6 Shots in the Chamber

The weapons all feel real nice; beefy shotguns blowing away enemies in a tight group in one shot, the revolver excelling at medium range pot shots and quick reload, and then things like a varmint rifle to rain accurate shots down on your enemies from a distance. Even beyond that, you can use some more interesting things too, such as a bow and arrow, or throwing tomahawks. Your enemies range from animals to people, with ranged attacks being chunky and visible, and melee attacks have enough start up for you to use your invincibility frames to your advantage in this game. Fans of Enter the Gungeon will feel right at home with this gameplay, but it is a MUCH more grounded experience than that game. As usual with roguelikes, each playthrough will give you a new map, with new bosses and enemy placements, on whole new environments. As no two games are completely the same, there is lots of entertainment to be had in this title. And as you play, you will unlock more characters, as well as new ways to play as characters you already had, only adding to the replayability.

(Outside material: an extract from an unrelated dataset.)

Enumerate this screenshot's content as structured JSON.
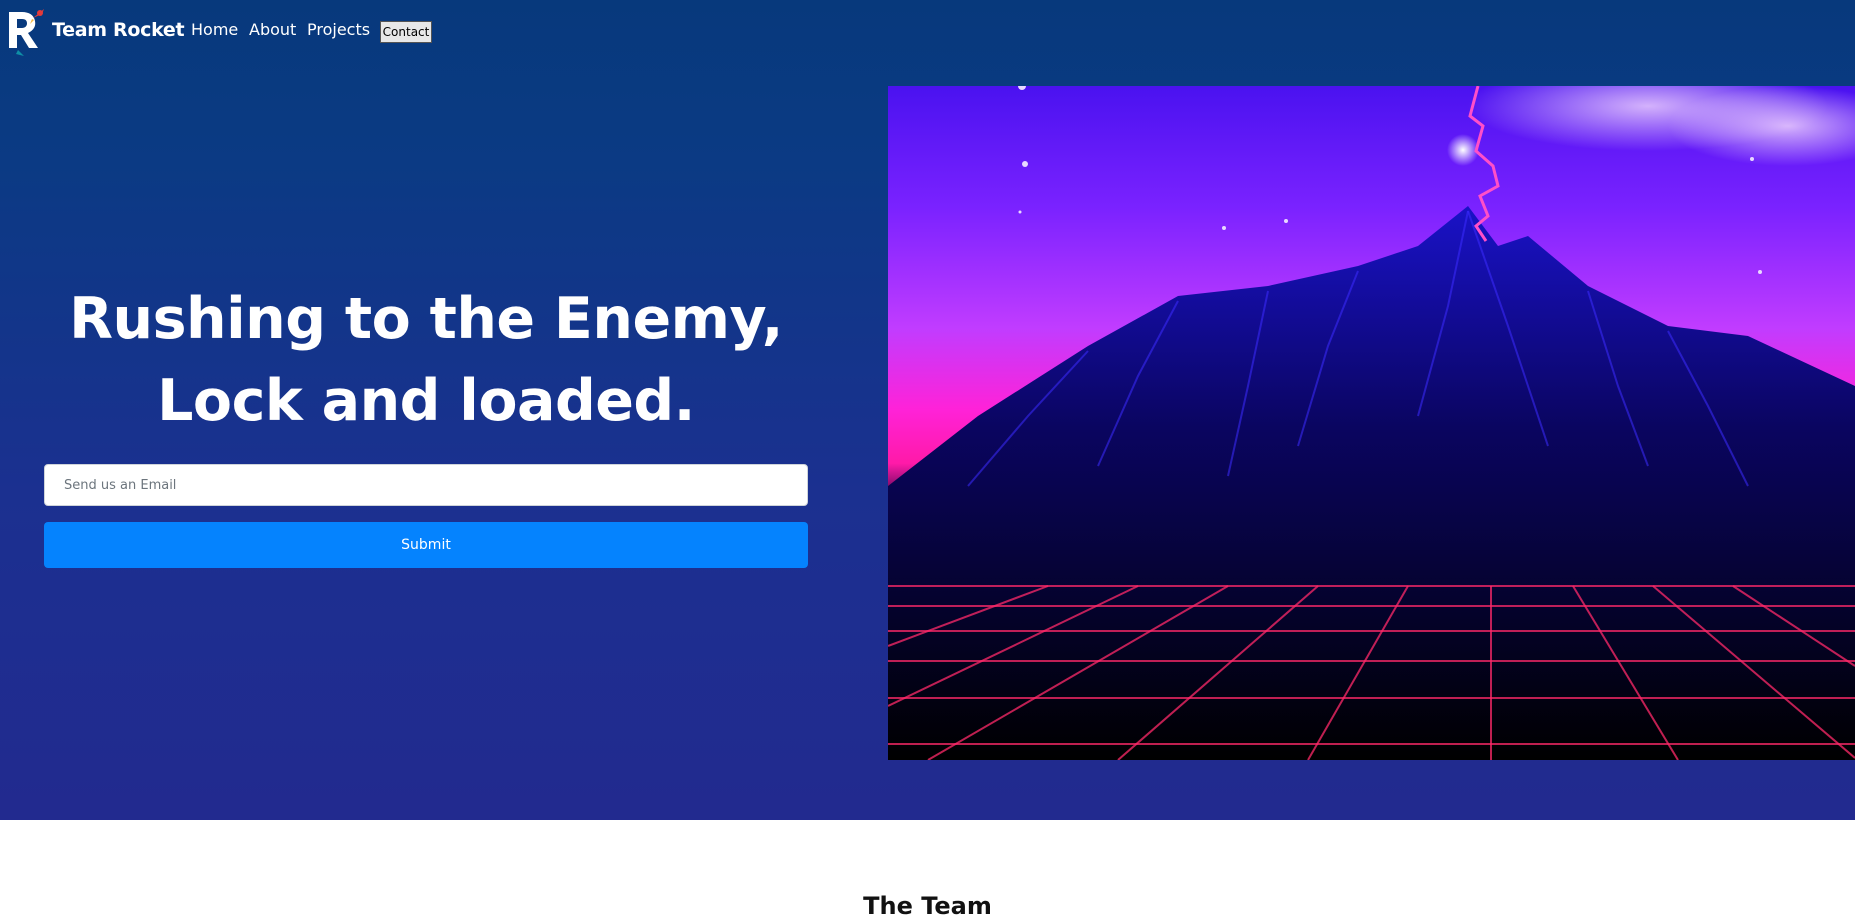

Wrapping Up

Colt Canyon is a great value for its price. It doesn’t really bring anything too wild to the genre besides its setting, but it's fun, and easy on the eyes. Many runs of this game are to be had, and I am having a good time doing it! I give Colt Canyon a 7/10!


Score: 7/10


Buy Colt Canyon from the Nintendo Switch eShop here.


Follow Headup Games

Website / Twitter / Facebook / YouTube


Follow Retrific

Website / Twitter / Facebook / YouTube


*Game codes for all games were provided for review purposes.

©2018 by JP's Switchmania. Proudly created with Wix.com